Data for this task Start Marker

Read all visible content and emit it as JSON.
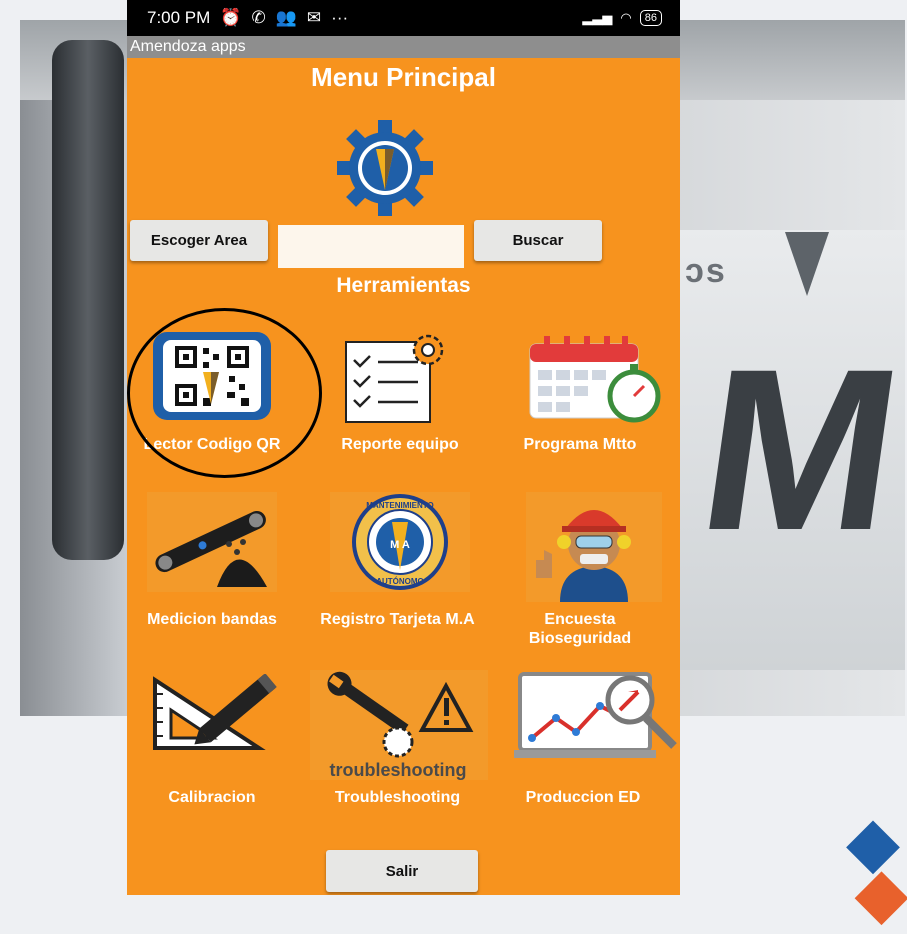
{
  "status_bar": {
    "time": "7:00 PM",
    "icons": [
      "alarm-icon",
      "whatsapp-icon",
      "people-icon",
      "gmail-icon",
      "more-icon"
    ],
    "more": "···",
    "battery": "86"
  },
  "app_bar": {
    "title": "Amendoza apps"
  },
  "page": {
    "title": "Menu Principal",
    "section_title": "Herramientas"
  },
  "controls": {
    "area_button": "Escoger Area",
    "search_value": "",
    "search_button": "Buscar",
    "exit_button": "Salir"
  },
  "tiles": [
    {
      "label": "Lector Codigo QR",
      "icon": "qr-code-icon"
    },
    {
      "label": "Reporte equipo",
      "icon": "checklist-gear-icon"
    },
    {
      "label": "Programa Mtto",
      "icon": "calendar-stopwatch-icon"
    },
    {
      "label": "Medicion bandas",
      "icon": "conveyor-belt-icon"
    },
    {
      "label": "Registro Tarjeta M.A",
      "icon": "mantenimiento-autonomo-badge-icon"
    },
    {
      "label": "Encuesta Bioseguridad",
      "icon": "worker-thumbs-up-icon"
    },
    {
      "label": "Calibracion",
      "icon": "ruler-set-square-icon"
    },
    {
      "label": "Troubleshooting",
      "icon": "wrench-warning-icon"
    },
    {
      "label": "Produccion ED",
      "icon": "laptop-chart-magnifier-icon"
    }
  ],
  "icon_text": {
    "troubleshooting": "troubleshooting",
    "badge_top": "MANTENIMIENTO",
    "badge_bottom": "AUTÓNOMO",
    "badge_center": "M A"
  },
  "colors": {
    "screen_background": "#f7931e",
    "status_bar": "#000000",
    "app_bar": "#8e8e8e",
    "button": "#e7e7e5",
    "logo_blue": "#1f5fa8",
    "logo_gold": "#f2b01e"
  }
}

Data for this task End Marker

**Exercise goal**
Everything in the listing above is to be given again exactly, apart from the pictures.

**Written response**
Read all visible content and emit it as JSON.
{
  "status_bar": {
    "time": "7:00 PM",
    "icons": [
      "alarm-icon",
      "whatsapp-icon",
      "people-icon",
      "gmail-icon",
      "more-icon"
    ],
    "more": "···",
    "battery": "86"
  },
  "app_bar": {
    "title": "Amendoza apps"
  },
  "page": {
    "title": "Menu Principal",
    "section_title": "Herramientas"
  },
  "controls": {
    "area_button": "Escoger Area",
    "search_value": "",
    "search_button": "Buscar",
    "exit_button": "Salir"
  },
  "tiles": [
    {
      "label": "Lector Codigo QR",
      "icon": "qr-code-icon"
    },
    {
      "label": "Reporte equipo",
      "icon": "checklist-gear-icon"
    },
    {
      "label": "Programa Mtto",
      "icon": "calendar-stopwatch-icon"
    },
    {
      "label": "Medicion bandas",
      "icon": "conveyor-belt-icon"
    },
    {
      "label": "Registro Tarjeta M.A",
      "icon": "mantenimiento-autonomo-badge-icon"
    },
    {
      "label": "Encuesta Bioseguridad",
      "icon": "worker-thumbs-up-icon"
    },
    {
      "label": "Calibracion",
      "icon": "ruler-set-square-icon"
    },
    {
      "label": "Troubleshooting",
      "icon": "wrench-warning-icon"
    },
    {
      "label": "Produccion ED",
      "icon": "laptop-chart-magnifier-icon"
    }
  ],
  "icon_text": {
    "troubleshooting": "troubleshooting",
    "badge_top": "MANTENIMIENTO",
    "badge_bottom": "AUTÓNOMO",
    "badge_center": "M A"
  },
  "colors": {
    "screen_background": "#f7931e",
    "status_bar": "#000000",
    "app_bar": "#8e8e8e",
    "button": "#e7e7e5",
    "logo_blue": "#1f5fa8",
    "logo_gold": "#f2b01e"
  }
}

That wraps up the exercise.